NATO allies confirmed pledges on Monday for nearly 7,000 additional troops to serve alongside the 30,000 committed to Afghanistan by President Barack Obama, amid "clear indications" that even more European reinforcements could follow in coming months.
The Obama administration expects its allies to provide up to 10,000 fresh forces. Counting the allies, the 30,000 new U.S. troops, and the 106,000 foreign soldiers already serving in Afghanistan, the international force would number over 140,000 by the middle of next year.
NATO Secretary-General Anders Fogh Rasmussen said in a statement that a force-generation conference Monday at NATO's military headquarters in Mons, Belgium, had confirmed earlier promises of nearly 7,000 new troops.
"I should add that we also have clear indications of additional contributions to come in 2010 that will bring the total contribution by the non-U.S. members of the mission to in excess of 7,000," he said.
Germany and France have said they will wait for next month's London conference on Afghanistan before deciding on whether to deploy more forces. The two countries are among the largest NATO contributors, with 3,100 and 4,300 troops respectively, but their contingents are dwarfed by America's 71,000 soldiers.
The ability to secure additional troops for the escalating war at a time of growing public opposition in Europe is seen as a crucial test of NATO's relevance as a credible military partner to the United States.
Monday's conference was attended by military representatives of all 28 allies and 15 other nations contributing troops to the international force in Afghanistan, officials said.
"There is now more work to be done to turn these basic figures into capability on the ground, and in particular to focus on the critical area of training the Afghan security forces," Fogh Rasmussen said in his statement.
During a meeting of NATO foreign ministers attended by U.S. Secretary of State Hillary Clinton last Friday, Fogh Rasmussen said that 25 nations had come up with a tentative total of nearly 7,000 troops.
Meanwhile, NATO military chief Adm. James Stavridis said he expected a "significant proportion" of the reinforcements to be instructors for the expanding Afghan security forces.
"We are really emphasizing training as the success strategy," Stavridis told reporters. "We're talking to each of the allies and asking them what training capabilities they can offer up, and we're getting a very good response on that."
A newly established allied training mission will require large numbers of instructors and mentors to enable the planned rapid expansion of the security forces.
The Afghan army has about 94,000 troops, and is slated to expand to 134,000 next year. The police force numbers about 93,000 members and is also expected to grow significantly.
Stavridis said that he expects NATO's garrison in Kosovo to be reduced in size next year from its present 10,000 troops to just "a few thousand." Some have suggested that the units freed up in the process could also be sent to Afghanistan.

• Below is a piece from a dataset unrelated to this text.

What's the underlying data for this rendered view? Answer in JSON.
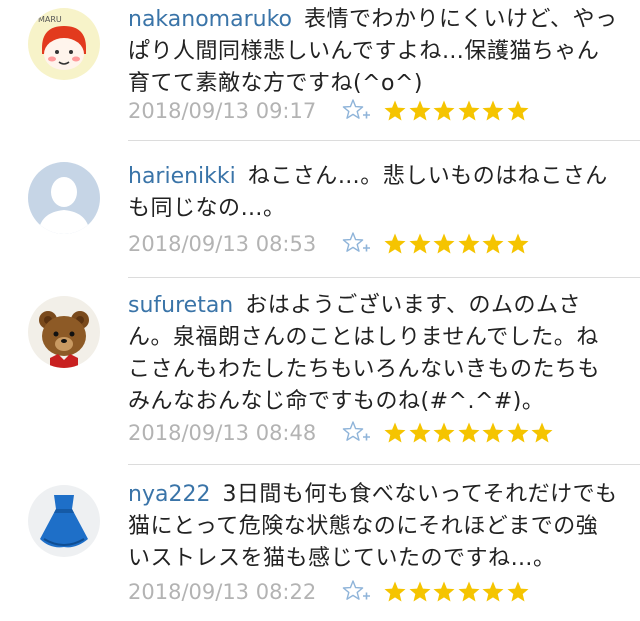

"In terms of whether the troops are going to be able to go on other NATO missions, that'll be up to individual nations," Stavridis said.

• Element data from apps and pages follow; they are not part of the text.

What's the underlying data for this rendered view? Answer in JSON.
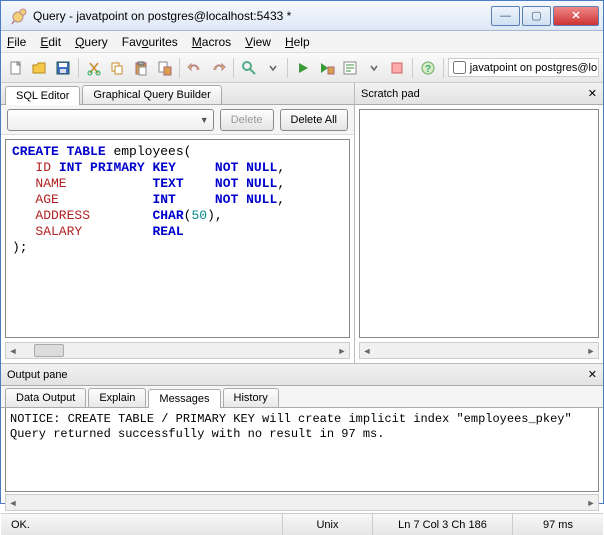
{
  "window": {
    "title": "Query - javatpoint on postgres@localhost:5433 *",
    "min": "—",
    "max": "▢",
    "close": "✕"
  },
  "menu": {
    "file": "File",
    "edit": "Edit",
    "query": "Query",
    "favourites": "Favourites",
    "macros": "Macros",
    "view": "View",
    "help": "Help"
  },
  "toolbar_combo": {
    "label": "javatpoint on postgres@lo"
  },
  "left": {
    "tabs": {
      "sql_editor": "SQL Editor",
      "gqb": "Graphical Query Builder"
    },
    "buttons": {
      "delete": "Delete",
      "delete_all": "Delete All"
    },
    "sql": {
      "line1": {
        "a": "CREATE",
        "b": " ",
        "c": "TABLE",
        "d": " employees("
      },
      "line2": {
        "pad": "   ",
        "a": "ID",
        "b": " ",
        "c": "INT",
        "d": " ",
        "e": "PRIMARY",
        "f": " ",
        "g": "KEY",
        "h": "     ",
        "i": "NOT",
        "j": " ",
        "k": "NULL",
        "l": ","
      },
      "line3": {
        "pad": "   ",
        "a": "NAME",
        "b": "           ",
        "c": "TEXT",
        "d": "    ",
        "e": "NOT",
        "f": " ",
        "g": "NULL",
        "h": ","
      },
      "line4": {
        "pad": "   ",
        "a": "AGE",
        "b": "            ",
        "c": "INT",
        "d": "     ",
        "e": "NOT",
        "f": " ",
        "g": "NULL",
        "h": ","
      },
      "line5": {
        "pad": "   ",
        "a": "ADDRESS",
        "b": "        ",
        "c": "CHAR",
        "d": "(",
        "e": "50",
        "f": "),"
      },
      "line6": {
        "pad": "   ",
        "a": "SALARY",
        "b": "         ",
        "c": "REAL"
      },
      "line7": ");"
    }
  },
  "scratch": {
    "title": "Scratch pad"
  },
  "output": {
    "title": "Output pane",
    "tabs": {
      "data": "Data Output",
      "explain": "Explain",
      "messages": "Messages",
      "history": "History"
    },
    "body_line1": "NOTICE:  CREATE TABLE / PRIMARY KEY will create implicit index \"employees_pkey\"",
    "body_line2": "Query returned successfully with no result in 97 ms."
  },
  "status": {
    "ok": "OK.",
    "mode": "Unix",
    "pos": "Ln 7 Col 3 Ch 186",
    "time": "97 ms"
  }
}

Monday's meeting in Mons is part of an annual effort during which member nations commit forces for all the alliance's military missions. The national military representatives earlier committed units to NATO's naval anti-piracy and anti-terrorism patrols, and for Kosovo.

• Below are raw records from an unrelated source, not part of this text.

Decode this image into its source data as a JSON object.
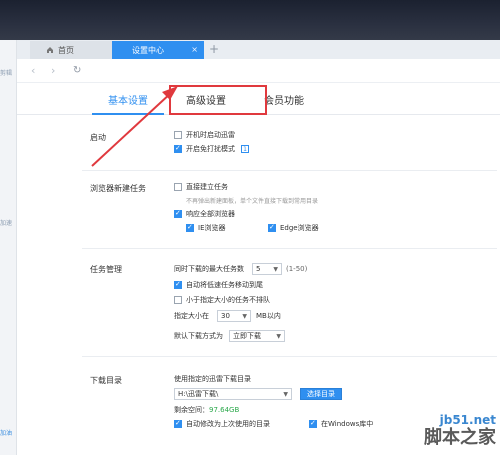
{
  "left_panel": {
    "top_text": "剪辑",
    "mid_text": "加速",
    "bottom_text": "加油"
  },
  "browser": {
    "tabs": [
      {
        "label": "首页"
      },
      {
        "label": "设置中心",
        "close": "×"
      }
    ],
    "add_tab": "+",
    "nav": {
      "back": "‹",
      "forward": "›",
      "refresh": "↻"
    }
  },
  "settings_tabs": [
    "基本设置",
    "高级设置",
    "会员功能"
  ],
  "startup": {
    "label": "启动",
    "options": [
      {
        "text": "开机时启动迅雷",
        "checked": false
      },
      {
        "text": "开启免打扰模式",
        "checked": true,
        "badge": "1"
      }
    ]
  },
  "browser_task": {
    "label": "浏览器新建任务",
    "direct": {
      "text": "直接建立任务",
      "checked": false
    },
    "direct_hint": "不再弹出新建面板，单个文件直接下载到常用目录",
    "respond_all": {
      "text": "响应全部浏览器",
      "checked": true
    },
    "ie": {
      "text": "IE浏览器",
      "checked": true
    },
    "edge": {
      "text": "Edge浏览器",
      "checked": true
    }
  },
  "task_mgmt": {
    "label": "任务管理",
    "max_tasks_label": "同时下载的最大任务数",
    "max_tasks_value": "5",
    "max_tasks_range": "(1-50)",
    "auto_move": {
      "text": "自动将低速任务移动到尾",
      "checked": true
    },
    "small_first": {
      "text": "小于指定大小的任务不排队",
      "checked": false
    },
    "size_label": "指定大小在",
    "size_value": "30",
    "size_unit": "MB以内",
    "default_mode_label": "默认下载方式为",
    "default_mode_value": "立即下载"
  },
  "download_dir": {
    "label": "下载目录",
    "use_label": "使用指定的迅雷下载目录",
    "path": "H:\\迅雷下载\\",
    "choose_button": "选择目录",
    "free_label": "剩余空间：",
    "free_value": "97.64GB",
    "auto_modify": {
      "text": "自动修改为上次使用的目录",
      "checked": true
    },
    "windows_lib": {
      "text": "在Windows库中",
      "checked": true
    }
  },
  "watermark": {
    "site": "jb51.net",
    "name": "脚本之家"
  },
  "colors": {
    "accent": "#2f8ff0",
    "highlight": "#e0393e",
    "free_space": "#2aa84a"
  }
}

The move to significantly expand the allied and Afghan security forces comes at a time when NATO's European members are tightening defense budgets in response to the global economic downturn. Many governments also face overwhelming public opposition to the war, which many voters see as unwinnable.